Work task: Check each line of the entries below for the word "count", then report how many have it, with no other words.

Record set:
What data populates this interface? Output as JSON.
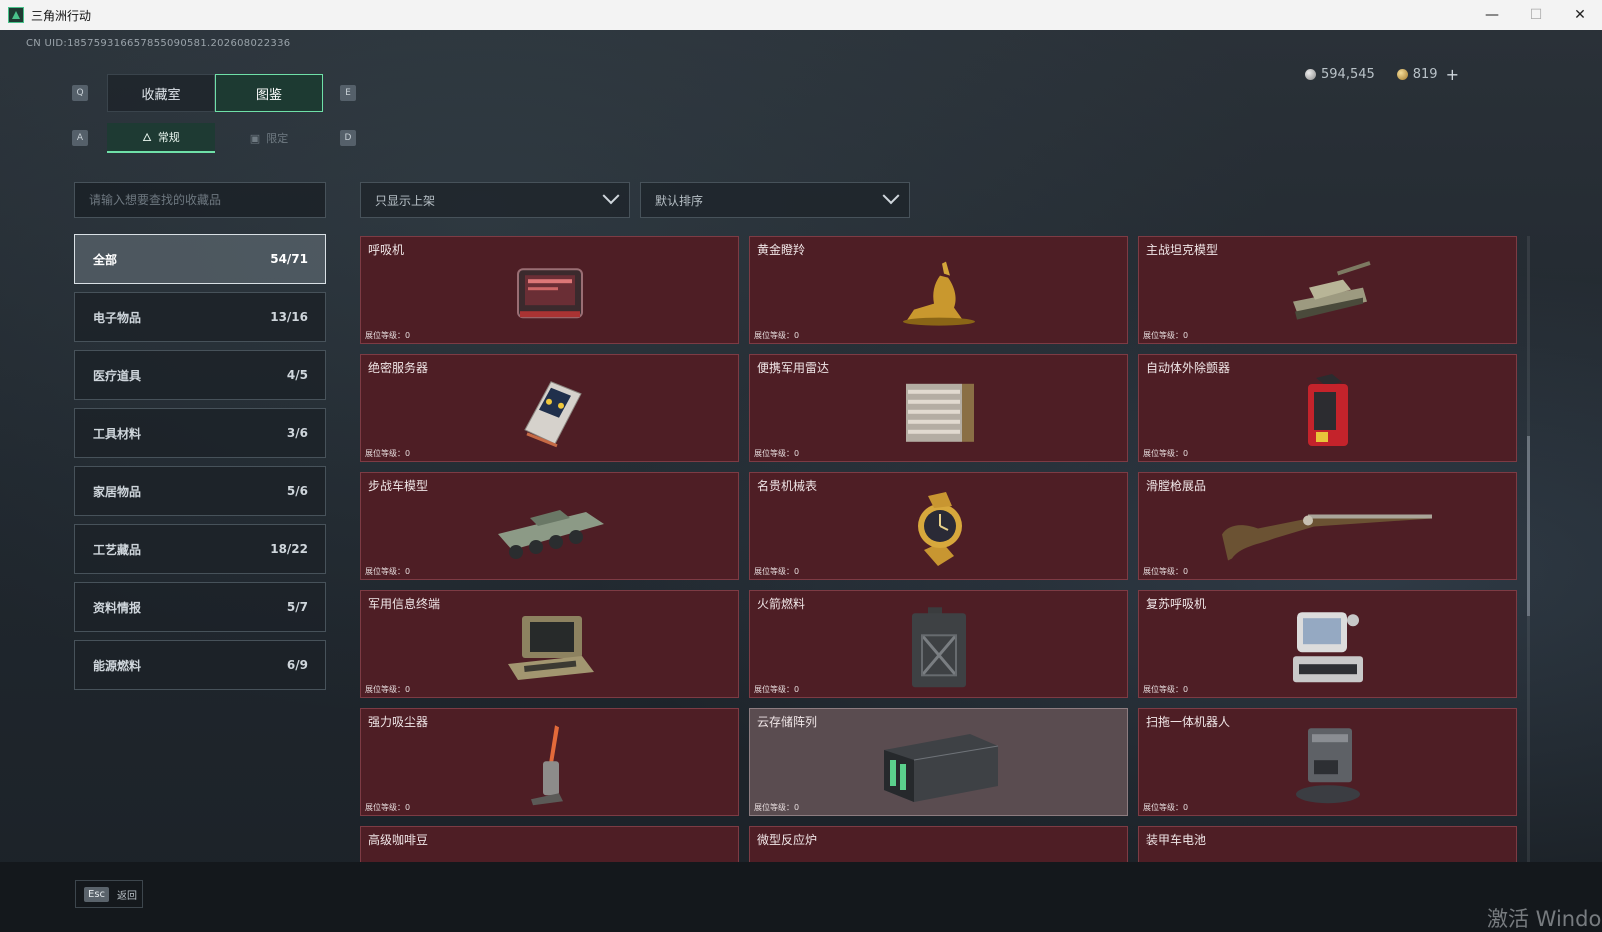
{
  "window": {
    "title": "三角洲行动",
    "minimize": "—",
    "maximize": "☐",
    "close": "✕"
  },
  "uid": "CN UID:1857593166578550905​81.202608022336",
  "currency": {
    "silver": "594,545",
    "gold": "819",
    "add": "+"
  },
  "tabs": {
    "left_key": "Q",
    "right_key": "E",
    "items": [
      {
        "label": "收藏室"
      },
      {
        "label": "图鉴"
      }
    ]
  },
  "subtabs": {
    "left_key": "A",
    "right_key": "D",
    "items": [
      {
        "label": "常规",
        "icon": "flame-icon"
      },
      {
        "label": "限定",
        "icon": "image-icon"
      }
    ]
  },
  "search": {
    "placeholder": "请输入想要查找的收藏品"
  },
  "filters": {
    "listed": "只显示上架",
    "sort": "默认排序"
  },
  "categories": [
    {
      "label": "全部",
      "count": "54/71"
    },
    {
      "label": "电子物品",
      "count": "13/16"
    },
    {
      "label": "医疗道具",
      "count": "4/5"
    },
    {
      "label": "工具材料",
      "count": "3/6"
    },
    {
      "label": "家居物品",
      "count": "5/6"
    },
    {
      "label": "工艺藏品",
      "count": "18/22"
    },
    {
      "label": "资料情报",
      "count": "5/7"
    },
    {
      "label": "能源燃料",
      "count": "6/9"
    }
  ],
  "rank_label": "展位等级：0",
  "items": [
    {
      "name": "呼吸机",
      "icon": "ventilator-icon"
    },
    {
      "name": "黄金瞪羚",
      "icon": "golden-gazelle-icon"
    },
    {
      "name": "主战坦克模型",
      "icon": "tank-model-icon"
    },
    {
      "name": "绝密服务器",
      "icon": "server-icon"
    },
    {
      "name": "便携军用雷达",
      "icon": "radar-icon"
    },
    {
      "name": "自动体外除颤器",
      "icon": "defibrillator-icon"
    },
    {
      "name": "步战车模型",
      "icon": "ifv-model-icon"
    },
    {
      "name": "名贵机械表",
      "icon": "watch-icon"
    },
    {
      "name": "滑膛枪展品",
      "icon": "musket-icon"
    },
    {
      "name": "军用信息终端",
      "icon": "terminal-icon"
    },
    {
      "name": "火箭燃料",
      "icon": "fuel-can-icon"
    },
    {
      "name": "复苏呼吸机",
      "icon": "resuscitator-icon"
    },
    {
      "name": "强力吸尘器",
      "icon": "vacuum-icon"
    },
    {
      "name": "云存储阵列",
      "icon": "storage-array-icon"
    },
    {
      "name": "扫拖一体机器人",
      "icon": "robot-mop-icon"
    },
    {
      "name": "高级咖啡豆",
      "icon": "coffee-beans-icon"
    },
    {
      "name": "微型反应炉",
      "icon": "reactor-icon"
    },
    {
      "name": "装甲车电池",
      "icon": "battery-icon"
    }
  ],
  "bottom": {
    "esc_key": "Esc",
    "esc_label": "返回"
  },
  "watermark": "激活 Windo"
}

Solution to the exercise: 8